Ever wondered why your pipes make those crazy banging noises from time to time, like a neighbour angrily hammering on the wall? This is known as water hammer, and is usually caused when an appliance such as a washing machine or dishwasher suddenly shuts off – or when a fast running faucet is closed abruptly. In technical plumbing terms it is known as a hydraulic shock, the shock coming at the abrupt halt or change of direction of the water which causes the pipe to move and bounce against other pipes or fixtures. Obviously, having your pipes jolting like this is not good – it can lead to damage to the pipe or whatever it is banging against. Aside from that, it’s very annoying, so it’s best to get it sorted before it becomes more than just a regular headache! Here are some tips (maybe check it isn’t an irate neighbour first.
The basic method
This is a simple list of tips which may stop the problem without having to remove, install, refit or replace any fittings at all. Start by shutting off the water supply to the whole house at the main. The open all the faucets in your home, starting with the top floors. Flush all the toilets, then wait for about half an hour. This should allow all the water to drain. Turn on the main water supply and wait about 10 minutes to allow the plumbing to return to its full power. Make sure all the faucets are closed, then flush the toilets to see if you experience water hammer. This is by no means a fool-proof test, so you may need to investigate further even if you don’t experience water hammer straight away.
If you’re without air chambers then this is an issue that needs addressing immediately. In some cases the installation of a pressure reducing valve is a good one – gate valves are one of the most common types of valves used in plumbing. Pressure becoming too high in pipes is a common cause of water hammer, so this might help. Again, seek professional help if you need it!
Check your air chambers
Good quality (or more modern plumbing) will come fitted with air chambers which cushion and compress that shock, reducing or eradicating water hammer. So if your plumbing is relatively new, or has just started hammering this might be a good starting point to investigate. They can become waterlogged, so by turning off the water behind the chamber and allowing it to drain thoroughly, this could help. If you’re not confident with the DIY it’s always best to look for a reliable plumber for this or any of the suggestions on this list.
Check for loose pipes
It’s possible for pipes to become loose over time, so it’s worth periodically checking them to prevent water hammer, or if you are experiencing it. Start with the most accessible ones, which are uncovered. Usually these can be found in the basement or the attic or any utility rooms that you may have. If the water hammer is mild it may be enough to secure and tighten any loose piping, or to insulate the pipes with foam. But if the water hammer is more severe it may have caused damage to the pipes (or be about t), and this could mean replacing them entirely. When replacing pipes remember to use similar metals – consult your plumber if you’re unsure – mixing metals can cause corrosion and lead to even more problems.

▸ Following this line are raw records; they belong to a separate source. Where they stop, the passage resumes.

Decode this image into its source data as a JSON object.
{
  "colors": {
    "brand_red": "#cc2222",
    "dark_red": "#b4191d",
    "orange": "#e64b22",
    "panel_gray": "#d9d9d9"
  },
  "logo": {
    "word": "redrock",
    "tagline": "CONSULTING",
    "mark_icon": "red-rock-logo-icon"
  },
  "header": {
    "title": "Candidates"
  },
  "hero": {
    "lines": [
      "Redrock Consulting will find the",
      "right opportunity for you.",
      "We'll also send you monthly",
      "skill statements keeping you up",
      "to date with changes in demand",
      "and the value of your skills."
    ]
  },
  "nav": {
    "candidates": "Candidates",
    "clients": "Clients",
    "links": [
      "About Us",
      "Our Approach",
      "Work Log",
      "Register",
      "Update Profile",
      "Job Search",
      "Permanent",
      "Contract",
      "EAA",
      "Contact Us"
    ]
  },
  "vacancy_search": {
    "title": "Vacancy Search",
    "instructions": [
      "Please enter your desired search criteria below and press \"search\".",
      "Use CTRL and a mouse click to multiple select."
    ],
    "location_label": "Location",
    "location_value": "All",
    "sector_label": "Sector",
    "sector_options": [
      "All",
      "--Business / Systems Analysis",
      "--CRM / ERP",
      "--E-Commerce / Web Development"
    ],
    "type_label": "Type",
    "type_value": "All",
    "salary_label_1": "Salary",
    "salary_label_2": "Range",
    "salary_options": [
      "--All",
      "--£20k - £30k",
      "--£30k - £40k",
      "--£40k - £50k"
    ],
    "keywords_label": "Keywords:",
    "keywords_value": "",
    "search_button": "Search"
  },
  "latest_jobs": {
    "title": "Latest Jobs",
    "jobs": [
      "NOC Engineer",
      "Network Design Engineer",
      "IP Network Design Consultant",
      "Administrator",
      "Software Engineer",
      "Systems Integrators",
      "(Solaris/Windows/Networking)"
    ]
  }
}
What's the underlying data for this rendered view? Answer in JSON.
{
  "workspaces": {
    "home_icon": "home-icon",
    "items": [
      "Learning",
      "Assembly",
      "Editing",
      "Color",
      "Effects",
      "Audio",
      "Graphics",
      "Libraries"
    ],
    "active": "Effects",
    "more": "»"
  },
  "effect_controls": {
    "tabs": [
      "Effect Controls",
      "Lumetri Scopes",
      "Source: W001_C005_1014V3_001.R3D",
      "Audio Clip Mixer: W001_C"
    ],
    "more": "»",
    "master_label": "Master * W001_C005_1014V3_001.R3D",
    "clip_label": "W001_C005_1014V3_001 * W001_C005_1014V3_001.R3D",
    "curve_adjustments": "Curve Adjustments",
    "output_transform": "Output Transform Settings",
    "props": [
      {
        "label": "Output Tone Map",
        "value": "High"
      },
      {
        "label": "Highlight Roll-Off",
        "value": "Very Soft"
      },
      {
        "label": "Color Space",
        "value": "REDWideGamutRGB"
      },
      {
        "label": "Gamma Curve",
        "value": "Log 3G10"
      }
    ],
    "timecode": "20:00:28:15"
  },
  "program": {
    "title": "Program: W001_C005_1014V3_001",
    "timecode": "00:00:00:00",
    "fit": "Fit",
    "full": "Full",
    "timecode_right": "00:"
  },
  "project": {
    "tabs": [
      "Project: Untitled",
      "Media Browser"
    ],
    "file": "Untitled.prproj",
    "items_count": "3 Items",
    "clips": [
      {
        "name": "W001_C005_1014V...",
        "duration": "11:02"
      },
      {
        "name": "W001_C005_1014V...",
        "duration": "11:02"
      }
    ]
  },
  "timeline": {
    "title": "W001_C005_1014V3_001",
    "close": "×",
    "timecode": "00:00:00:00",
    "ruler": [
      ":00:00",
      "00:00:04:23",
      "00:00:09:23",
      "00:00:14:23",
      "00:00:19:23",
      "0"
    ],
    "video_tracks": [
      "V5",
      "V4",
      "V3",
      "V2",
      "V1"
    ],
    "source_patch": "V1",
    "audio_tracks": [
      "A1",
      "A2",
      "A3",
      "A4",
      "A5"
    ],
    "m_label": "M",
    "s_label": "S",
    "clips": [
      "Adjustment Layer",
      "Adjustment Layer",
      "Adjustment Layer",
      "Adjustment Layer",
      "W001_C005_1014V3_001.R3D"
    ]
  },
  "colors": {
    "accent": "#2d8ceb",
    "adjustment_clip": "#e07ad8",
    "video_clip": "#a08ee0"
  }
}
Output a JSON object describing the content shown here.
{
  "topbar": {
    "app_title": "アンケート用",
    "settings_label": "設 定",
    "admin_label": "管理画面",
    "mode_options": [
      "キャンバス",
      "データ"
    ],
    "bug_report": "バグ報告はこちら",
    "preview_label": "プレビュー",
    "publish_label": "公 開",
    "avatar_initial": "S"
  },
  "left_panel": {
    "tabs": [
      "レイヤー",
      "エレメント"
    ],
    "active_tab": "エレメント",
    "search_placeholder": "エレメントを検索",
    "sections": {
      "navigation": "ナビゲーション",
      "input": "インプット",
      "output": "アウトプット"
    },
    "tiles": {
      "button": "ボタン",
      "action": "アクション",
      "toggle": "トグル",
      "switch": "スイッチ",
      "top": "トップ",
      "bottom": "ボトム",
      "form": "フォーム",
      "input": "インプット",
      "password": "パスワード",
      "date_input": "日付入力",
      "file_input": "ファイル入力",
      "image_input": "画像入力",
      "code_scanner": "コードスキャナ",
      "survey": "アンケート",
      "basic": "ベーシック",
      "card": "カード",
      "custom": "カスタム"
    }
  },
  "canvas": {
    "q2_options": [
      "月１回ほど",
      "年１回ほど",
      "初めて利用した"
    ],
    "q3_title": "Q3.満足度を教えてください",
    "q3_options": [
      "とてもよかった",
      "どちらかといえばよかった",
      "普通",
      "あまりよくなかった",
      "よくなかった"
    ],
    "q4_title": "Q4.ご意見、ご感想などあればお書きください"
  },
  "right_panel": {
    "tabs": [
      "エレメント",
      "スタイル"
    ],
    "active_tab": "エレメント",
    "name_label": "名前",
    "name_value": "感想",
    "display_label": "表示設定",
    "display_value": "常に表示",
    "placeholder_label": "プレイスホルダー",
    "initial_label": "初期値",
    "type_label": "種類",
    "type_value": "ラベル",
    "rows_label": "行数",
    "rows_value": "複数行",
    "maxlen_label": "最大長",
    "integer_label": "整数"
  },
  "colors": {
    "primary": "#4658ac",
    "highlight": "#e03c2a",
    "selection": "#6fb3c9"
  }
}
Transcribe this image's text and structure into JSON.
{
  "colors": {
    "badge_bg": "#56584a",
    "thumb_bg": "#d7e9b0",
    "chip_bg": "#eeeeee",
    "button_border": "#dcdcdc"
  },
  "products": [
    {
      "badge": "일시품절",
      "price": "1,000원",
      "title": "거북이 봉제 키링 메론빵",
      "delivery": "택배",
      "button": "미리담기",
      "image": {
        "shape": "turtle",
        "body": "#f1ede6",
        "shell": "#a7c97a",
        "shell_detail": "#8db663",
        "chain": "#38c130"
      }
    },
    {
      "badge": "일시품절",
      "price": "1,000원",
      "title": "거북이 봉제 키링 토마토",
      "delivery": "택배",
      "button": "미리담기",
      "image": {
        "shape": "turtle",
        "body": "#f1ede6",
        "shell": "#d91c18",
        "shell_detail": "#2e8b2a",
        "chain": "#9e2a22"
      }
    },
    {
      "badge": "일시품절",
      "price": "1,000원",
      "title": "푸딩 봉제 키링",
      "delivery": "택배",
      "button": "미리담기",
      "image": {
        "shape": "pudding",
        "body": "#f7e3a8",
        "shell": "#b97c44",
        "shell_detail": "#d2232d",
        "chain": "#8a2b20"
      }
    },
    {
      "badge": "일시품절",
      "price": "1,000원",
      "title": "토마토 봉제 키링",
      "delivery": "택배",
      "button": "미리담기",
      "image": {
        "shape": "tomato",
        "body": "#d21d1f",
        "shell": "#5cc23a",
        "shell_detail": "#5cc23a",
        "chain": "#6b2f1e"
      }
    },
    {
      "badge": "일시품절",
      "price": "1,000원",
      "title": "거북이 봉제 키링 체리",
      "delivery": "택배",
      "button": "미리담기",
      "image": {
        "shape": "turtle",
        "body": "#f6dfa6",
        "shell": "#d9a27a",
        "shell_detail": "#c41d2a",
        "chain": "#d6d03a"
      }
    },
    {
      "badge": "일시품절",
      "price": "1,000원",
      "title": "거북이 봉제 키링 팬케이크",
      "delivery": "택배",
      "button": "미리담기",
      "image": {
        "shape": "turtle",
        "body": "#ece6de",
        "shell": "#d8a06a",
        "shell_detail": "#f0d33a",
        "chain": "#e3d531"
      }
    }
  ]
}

We touched on this before, but a full overhaul of your valves, or a dedicated pressure reduction system may get rid of water hammer entirely. Pressure reducing valves are not to stem the flow of water but are designed purely to reduce the pressure of the water in your pipes. These are most commonly found in homes which have high water pressure from the local water board, which may be contributing to your water hammer problems. It’s usually best to install a pressure reduction valve at the point the water enters your home, but again, consult a professional if you need some extra help. This is worth doing properly, as very high water pressure can damage appliances as well as pipes, which is costly or will ruin your home contents insurance premium (as well as being immensely inconvenient).
Ultimately water hammer can vary in scale from a mere annoyance to a genuine threat to the plumbing facilities and related appliances in your home. Hopefully these tips will give you a bit of confidence when it comes to troubleshooting, fixing (either yourself or a plumber) and general maintenance.